Cat Heartworm Medication Options

Cat heartworm medication is used to treat and prevent heartworm infections in pets. Although there are several commercial heartworm medications for dogs and cats, heartworm medicines for dogs should never be used on cats. It's necessary to attain a correct diagnosis of feline heartworm infection before administering any medication or treatment to pets.

Cats contract heartworms from mosquitoes that carry heartworm infection from dogs and pass it on to other pets through mosquito bites. Regions with subtropical climates are more conducive to heartworm infections.

Heartworms are parasites that live in and around the cat's heart or pulmonary arteries. Adult heartworms are more likely to exist in cats with weakened immune systems. The diagnosis of cat heartworms is not easy and blood tests cannot be solely relied upon. Radiographs and ultrasound are necessary to diagnose feline heartworm disease. Since there is no established cure for adult heartworm infections in cats, it's best to consider preventive treatments to keep pets healthy.

Commercially Available HeartWorm Medications

  • Revolution for cats
  • Interceptor for cats
  • Cat Heartgard chewables
  • Advantage Multi for cats

Treatment of Cat Heartworms

The treatment given to cats diagnosed with heartworms, aims to reduce severe damage to the feline respiratory tract. Medication includes anti-inflammatory drugs such as corticosteroids. Along with medication the infection has to be monitored with periodic radiographs to check for disease progression.

Preventive heartworm medication does not cure or treat adult heartworms. Preventive drugs may also cause complications in cats diagnosed with adult heartworms or microfilaria infection. Adulticides are specific drugs used to kill adult heartworms. The medication has to be given in appropriate doses to prevent killing several heartworms at once and causing lung or heart problems.

Caparsolate is an adulticide that's administered intravenously in dogs to kill adult heartworms. Although certain drugs that cure canine heartworms are being used to treat feline heartworms, the treatment options are decided only after considering the severity of heartworm disease. In certain cases, surgical intervention may be necessary to remove multiple adult heartworms.

Heartworm Preventive Medication

Preventive medication is available as topical solutions and chewable tablets. Topical solutions contain active ingredients like imidacloprid that disrupts nerve transmission and results in death of the parasites. Preventive medication should be administered as per package instructions.

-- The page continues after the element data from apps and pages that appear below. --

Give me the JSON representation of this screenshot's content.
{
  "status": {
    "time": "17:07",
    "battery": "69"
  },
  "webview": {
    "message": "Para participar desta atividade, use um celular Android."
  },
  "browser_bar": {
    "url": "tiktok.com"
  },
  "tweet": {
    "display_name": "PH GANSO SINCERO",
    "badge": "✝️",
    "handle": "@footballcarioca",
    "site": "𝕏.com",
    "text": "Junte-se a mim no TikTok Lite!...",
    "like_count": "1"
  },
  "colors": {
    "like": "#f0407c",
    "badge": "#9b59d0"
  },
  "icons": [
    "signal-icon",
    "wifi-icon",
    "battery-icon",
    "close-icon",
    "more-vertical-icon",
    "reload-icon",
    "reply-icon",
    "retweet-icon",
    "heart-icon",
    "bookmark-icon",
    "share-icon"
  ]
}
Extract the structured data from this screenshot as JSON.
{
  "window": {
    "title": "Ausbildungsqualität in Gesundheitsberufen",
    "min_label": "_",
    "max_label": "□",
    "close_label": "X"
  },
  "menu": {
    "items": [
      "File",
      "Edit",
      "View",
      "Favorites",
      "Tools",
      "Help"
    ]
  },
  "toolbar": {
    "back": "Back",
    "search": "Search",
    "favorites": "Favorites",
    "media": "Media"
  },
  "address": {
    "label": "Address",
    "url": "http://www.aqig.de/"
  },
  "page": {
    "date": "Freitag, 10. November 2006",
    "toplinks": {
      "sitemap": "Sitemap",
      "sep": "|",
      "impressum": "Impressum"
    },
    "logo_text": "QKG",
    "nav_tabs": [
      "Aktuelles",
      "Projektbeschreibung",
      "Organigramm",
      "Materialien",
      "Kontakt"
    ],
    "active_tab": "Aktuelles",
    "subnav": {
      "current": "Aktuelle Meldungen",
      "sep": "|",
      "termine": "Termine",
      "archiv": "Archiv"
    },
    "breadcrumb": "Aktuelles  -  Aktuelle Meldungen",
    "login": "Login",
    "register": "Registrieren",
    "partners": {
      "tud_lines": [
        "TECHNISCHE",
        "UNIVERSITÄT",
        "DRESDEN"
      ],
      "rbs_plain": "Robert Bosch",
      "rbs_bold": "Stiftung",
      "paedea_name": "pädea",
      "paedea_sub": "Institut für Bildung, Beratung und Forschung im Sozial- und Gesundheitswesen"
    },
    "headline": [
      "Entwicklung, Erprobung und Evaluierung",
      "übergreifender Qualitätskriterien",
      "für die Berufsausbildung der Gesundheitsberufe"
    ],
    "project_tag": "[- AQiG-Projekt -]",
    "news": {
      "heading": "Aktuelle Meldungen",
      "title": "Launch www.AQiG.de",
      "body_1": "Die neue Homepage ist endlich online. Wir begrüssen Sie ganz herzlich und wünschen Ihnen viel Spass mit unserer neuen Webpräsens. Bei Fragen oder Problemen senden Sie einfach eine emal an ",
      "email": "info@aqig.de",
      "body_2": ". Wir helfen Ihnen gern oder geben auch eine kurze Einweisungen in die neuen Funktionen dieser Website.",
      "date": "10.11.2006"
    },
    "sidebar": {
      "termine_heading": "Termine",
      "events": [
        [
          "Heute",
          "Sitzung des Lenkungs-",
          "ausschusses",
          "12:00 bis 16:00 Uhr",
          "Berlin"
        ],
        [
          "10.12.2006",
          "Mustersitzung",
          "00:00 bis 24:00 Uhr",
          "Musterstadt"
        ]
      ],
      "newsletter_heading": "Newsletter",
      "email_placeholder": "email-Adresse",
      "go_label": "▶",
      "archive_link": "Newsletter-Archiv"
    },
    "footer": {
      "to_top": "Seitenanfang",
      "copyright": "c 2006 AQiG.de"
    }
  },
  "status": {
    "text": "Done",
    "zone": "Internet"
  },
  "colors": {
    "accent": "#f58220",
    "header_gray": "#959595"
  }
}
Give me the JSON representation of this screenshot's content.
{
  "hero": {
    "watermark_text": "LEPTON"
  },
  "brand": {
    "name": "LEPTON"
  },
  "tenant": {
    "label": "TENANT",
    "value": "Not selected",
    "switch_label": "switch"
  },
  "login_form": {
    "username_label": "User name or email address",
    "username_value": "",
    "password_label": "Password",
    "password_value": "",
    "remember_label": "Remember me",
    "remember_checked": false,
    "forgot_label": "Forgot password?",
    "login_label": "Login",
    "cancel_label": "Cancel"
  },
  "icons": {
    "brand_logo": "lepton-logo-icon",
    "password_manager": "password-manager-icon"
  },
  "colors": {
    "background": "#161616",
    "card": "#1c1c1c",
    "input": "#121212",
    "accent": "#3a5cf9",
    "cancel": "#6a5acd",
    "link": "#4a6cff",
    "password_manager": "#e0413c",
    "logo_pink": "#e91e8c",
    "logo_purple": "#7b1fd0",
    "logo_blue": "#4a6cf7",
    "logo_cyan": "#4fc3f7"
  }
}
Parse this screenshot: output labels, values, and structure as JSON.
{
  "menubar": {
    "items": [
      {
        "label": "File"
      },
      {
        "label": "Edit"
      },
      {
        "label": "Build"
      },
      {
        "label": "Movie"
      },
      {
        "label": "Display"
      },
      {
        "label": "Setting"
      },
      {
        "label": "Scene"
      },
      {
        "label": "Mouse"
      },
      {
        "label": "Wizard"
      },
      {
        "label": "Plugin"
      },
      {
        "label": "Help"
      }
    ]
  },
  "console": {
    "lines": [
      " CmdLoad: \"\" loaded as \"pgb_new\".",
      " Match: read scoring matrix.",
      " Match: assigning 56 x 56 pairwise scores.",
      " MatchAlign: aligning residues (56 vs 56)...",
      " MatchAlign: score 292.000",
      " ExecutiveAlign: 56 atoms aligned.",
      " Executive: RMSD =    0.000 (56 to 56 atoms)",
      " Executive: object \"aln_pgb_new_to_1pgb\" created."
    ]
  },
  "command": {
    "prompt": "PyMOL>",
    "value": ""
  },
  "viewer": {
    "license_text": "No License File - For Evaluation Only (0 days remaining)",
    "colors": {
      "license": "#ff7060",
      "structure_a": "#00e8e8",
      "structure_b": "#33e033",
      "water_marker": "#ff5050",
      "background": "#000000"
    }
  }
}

Overdose of medication can be toxic to pets and hence it's necessary to contact the vet or pharmacist if necessary. Heartworm preventive medicines may not be suitable to all pets and it's important to conduct a vet check and an antibody test before starting any medication.

Infection Prevention

Heartworm infections spread easily in regions infested with mosquitoes. Adequate mosquito control measures should be followed to prevent pet exposure to heartworm larvae. Since re-infection with heartworm larvae is also common, monthly preventives are ideal as they provide year long protection from heartworm disease. It should also be noted that preventive tablets only provide protection for the 30 days preceding the dosage. However, if the medication is administered without missing a dose, the formation of adult heartworms will stop eventually.

Heartworms are parasites that cause severe damage to pets. Pet owners should watch for unusual behavior or symptoms of heartworms in cats, and seek prompt medical help.